Johanna Meagher, a health care worker, is trying to cope with the loss of that extra federal money. She lives in Maryland and has three elementary-age kids — all at home right now. Both she and her husband have been out of work since March, and both have received unemployment. 

She’s been struggling since their federal pandemic benefits ended in July.  

“I mean, it’s a significant difference,” Meagher said. “Our rent alone is $2,000 a month. Our rent is crazy here.”

Maryland just announced it’ll start paying out the extra $300-a-week benefits, but it hasn’t cut any checks yet.

“So now I’m trying to survive and pay our rent, our bills and our food on what amounts to $645 a week,” Meagher said. “I mean, it’s not survivable here.”

Federal pandemic jobless benefits are popular. According to a poll by Ipsos, 78% of Americans support additional payments to people unemployed due to coronavirus, including 85% of Democrats and 68% of Republicans.

Chris Jackson, senior vice president at Ipsos, said 46% of those recently surveyed had lost a job themselves or had someone in their family lose a job in the pandemic. And he said support for additional federal unemployment assistance is strongest among those most impacted by job loss — lower-income workers in service industries, whose jobs aren’t easily done remotely.

“People who are less affluent are more likely to support the unemployment insurance programs, presumably because they are more likely to use them,” said Jackson. “It’s not like the affluent oppose these things, they just support them slightly less strongly.”

COVID-19 Economy FAQs

Are people still waiting for unemployment payments?

Yes. There is no way to know exactly how many people have been waiting for months and are still not getting unemployment, because states do not have a good system in place for tracking that kind of data, according to Andrew Stettner of The Century Foundation. But by his own calculations, only about 60% of people who have applied for benefits are currently receiving them. That means there are millions still waiting. Read more here on what they are doing about it.

Are we going to see another wave of grocery store shortages?

Well, public health officials are warning that we could see a second wave of the virus before the end of the year. And this time retailers want to be prepared if there’s high demand for certain products. But they can’t rely totally on predictive modeling. People’s shopping habits have ebbed and flowed depending on the state of COVID-19 cases or lockdowns. So, grocers are going to have to trust their guts.

What’s going to happen to retailers, especially with the holiday shopping season approaching?
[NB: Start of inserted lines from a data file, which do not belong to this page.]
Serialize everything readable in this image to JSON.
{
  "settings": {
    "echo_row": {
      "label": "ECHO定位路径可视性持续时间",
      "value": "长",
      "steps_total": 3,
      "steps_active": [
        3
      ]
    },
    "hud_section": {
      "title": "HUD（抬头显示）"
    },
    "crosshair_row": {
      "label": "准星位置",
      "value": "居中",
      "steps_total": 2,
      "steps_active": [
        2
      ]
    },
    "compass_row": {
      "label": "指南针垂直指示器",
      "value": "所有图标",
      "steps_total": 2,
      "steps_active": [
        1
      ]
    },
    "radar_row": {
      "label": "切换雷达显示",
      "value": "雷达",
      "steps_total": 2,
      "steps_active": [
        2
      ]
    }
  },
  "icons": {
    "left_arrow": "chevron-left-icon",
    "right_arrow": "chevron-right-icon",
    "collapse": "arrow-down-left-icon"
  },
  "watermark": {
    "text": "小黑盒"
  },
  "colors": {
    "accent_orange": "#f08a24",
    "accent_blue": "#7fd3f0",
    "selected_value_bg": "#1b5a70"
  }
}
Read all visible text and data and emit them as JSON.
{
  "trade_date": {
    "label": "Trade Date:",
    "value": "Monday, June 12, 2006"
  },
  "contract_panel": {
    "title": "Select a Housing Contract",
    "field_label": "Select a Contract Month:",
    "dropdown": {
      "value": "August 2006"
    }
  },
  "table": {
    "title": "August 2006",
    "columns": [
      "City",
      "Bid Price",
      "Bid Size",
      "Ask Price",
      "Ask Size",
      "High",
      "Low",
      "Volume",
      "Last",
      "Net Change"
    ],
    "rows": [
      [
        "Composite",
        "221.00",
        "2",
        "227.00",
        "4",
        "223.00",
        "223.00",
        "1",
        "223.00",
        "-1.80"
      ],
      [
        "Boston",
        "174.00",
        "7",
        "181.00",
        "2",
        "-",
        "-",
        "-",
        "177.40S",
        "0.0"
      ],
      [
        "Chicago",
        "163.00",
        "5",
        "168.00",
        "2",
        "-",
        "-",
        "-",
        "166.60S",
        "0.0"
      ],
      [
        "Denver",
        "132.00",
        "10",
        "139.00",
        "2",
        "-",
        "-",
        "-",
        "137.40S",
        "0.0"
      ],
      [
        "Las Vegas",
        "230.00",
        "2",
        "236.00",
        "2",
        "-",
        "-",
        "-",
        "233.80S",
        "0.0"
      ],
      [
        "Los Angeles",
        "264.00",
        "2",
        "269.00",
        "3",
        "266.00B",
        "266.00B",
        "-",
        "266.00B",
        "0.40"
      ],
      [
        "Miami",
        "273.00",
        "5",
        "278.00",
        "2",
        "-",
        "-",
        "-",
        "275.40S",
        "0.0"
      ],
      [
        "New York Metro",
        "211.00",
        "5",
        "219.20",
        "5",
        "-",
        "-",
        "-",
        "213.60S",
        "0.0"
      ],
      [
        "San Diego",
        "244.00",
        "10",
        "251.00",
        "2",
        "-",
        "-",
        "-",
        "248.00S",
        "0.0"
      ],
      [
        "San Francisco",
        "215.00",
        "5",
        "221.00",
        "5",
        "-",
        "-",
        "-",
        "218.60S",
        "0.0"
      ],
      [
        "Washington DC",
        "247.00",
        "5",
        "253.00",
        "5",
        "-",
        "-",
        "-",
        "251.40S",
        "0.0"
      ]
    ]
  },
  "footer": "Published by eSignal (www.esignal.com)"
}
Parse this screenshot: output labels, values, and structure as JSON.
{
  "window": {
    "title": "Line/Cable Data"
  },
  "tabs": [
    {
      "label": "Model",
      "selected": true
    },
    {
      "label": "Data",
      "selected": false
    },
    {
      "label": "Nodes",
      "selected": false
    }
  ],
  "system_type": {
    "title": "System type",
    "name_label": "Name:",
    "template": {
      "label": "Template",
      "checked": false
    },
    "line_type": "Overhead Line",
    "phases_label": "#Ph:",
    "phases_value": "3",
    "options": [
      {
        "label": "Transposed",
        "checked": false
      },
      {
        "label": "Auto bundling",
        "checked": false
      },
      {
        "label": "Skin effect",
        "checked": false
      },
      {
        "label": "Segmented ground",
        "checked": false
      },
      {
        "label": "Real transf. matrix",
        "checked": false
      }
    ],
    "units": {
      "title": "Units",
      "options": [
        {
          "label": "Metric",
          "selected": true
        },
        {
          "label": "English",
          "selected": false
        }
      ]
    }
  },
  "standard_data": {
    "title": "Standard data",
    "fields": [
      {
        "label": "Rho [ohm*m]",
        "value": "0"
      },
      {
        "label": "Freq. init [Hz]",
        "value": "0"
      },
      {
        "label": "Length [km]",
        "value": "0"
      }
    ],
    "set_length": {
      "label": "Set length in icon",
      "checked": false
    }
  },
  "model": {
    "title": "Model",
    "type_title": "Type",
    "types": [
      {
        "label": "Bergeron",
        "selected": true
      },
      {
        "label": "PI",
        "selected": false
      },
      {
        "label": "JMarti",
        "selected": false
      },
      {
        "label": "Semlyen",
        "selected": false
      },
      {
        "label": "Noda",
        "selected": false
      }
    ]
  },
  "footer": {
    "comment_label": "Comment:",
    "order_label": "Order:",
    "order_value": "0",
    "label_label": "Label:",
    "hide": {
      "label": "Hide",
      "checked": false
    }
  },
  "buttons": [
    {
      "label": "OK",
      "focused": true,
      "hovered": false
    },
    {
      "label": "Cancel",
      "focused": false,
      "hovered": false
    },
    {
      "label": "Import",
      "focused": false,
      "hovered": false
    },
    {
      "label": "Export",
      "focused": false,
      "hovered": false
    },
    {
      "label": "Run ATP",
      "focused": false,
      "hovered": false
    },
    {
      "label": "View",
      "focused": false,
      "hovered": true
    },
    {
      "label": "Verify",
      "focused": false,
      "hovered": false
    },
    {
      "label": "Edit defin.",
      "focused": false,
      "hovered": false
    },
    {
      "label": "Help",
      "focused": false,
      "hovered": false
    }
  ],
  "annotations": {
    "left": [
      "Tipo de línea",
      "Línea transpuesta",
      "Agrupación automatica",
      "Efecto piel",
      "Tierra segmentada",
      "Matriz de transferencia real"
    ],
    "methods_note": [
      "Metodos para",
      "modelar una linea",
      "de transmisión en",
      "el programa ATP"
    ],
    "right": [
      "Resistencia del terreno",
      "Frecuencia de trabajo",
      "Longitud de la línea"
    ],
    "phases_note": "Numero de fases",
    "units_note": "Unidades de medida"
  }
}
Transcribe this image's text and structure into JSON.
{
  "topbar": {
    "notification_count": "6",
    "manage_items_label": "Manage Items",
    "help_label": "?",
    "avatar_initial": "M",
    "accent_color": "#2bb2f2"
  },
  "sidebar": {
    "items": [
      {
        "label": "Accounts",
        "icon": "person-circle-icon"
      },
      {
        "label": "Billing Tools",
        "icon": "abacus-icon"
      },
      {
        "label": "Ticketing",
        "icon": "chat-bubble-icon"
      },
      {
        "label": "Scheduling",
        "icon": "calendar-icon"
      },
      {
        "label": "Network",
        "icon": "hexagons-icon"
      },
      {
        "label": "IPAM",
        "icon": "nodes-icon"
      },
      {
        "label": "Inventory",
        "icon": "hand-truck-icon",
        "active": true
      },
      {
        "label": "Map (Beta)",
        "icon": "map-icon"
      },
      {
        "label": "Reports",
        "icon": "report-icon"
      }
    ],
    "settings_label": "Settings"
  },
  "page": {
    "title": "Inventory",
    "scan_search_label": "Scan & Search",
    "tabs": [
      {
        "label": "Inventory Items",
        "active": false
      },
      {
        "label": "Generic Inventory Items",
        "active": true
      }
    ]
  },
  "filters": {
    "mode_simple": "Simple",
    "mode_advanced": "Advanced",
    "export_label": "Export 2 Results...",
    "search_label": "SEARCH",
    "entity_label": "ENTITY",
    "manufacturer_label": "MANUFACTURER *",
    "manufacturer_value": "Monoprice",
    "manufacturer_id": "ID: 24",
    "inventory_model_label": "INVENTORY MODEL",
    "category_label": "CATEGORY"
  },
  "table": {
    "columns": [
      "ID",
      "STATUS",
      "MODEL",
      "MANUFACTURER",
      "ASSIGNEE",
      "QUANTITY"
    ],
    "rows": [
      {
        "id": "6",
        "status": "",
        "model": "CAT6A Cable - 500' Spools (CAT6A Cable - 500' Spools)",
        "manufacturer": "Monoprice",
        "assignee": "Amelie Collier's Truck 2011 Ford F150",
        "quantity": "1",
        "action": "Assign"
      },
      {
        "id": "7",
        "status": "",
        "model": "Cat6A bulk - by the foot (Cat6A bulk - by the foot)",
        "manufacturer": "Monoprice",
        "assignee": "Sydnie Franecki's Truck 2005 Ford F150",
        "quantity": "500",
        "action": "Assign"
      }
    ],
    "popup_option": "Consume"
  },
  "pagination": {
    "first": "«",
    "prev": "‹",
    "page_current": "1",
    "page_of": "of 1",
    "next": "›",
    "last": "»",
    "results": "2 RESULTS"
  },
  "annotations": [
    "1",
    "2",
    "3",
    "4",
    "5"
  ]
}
A report out Tuesday from the accounting consultancy BDO USA said 29 big retailers filed for bankruptcy protection through August. And if bankruptcies continue at that pace, the number could rival the bankruptcies of 2010, after the Great Recession. For retailers, the last three months of this year will be even more critical than usual for their survival as they look for some hope around the holidays.

Read More

Collapse

As a nonprofit news organization, our future depends on listeners like you who believe in the power of public service journalism.

Your investment in Marketplace helps us remain paywall-free and ensures everyone has access to trustworthy, unbiased news and information, regardless of their ability to pay.

Donate today — in any amount — to become a Marketplace Investor. Now more than ever, your commitment makes a difference.

There’s a LOT to celebrate!

It’s National Pumpkin Spice Day, the last day of our fall fundraiser, and thousands of fans like you have invested in Marketplace.

You inspire us, and your support makes us stronger, especially now.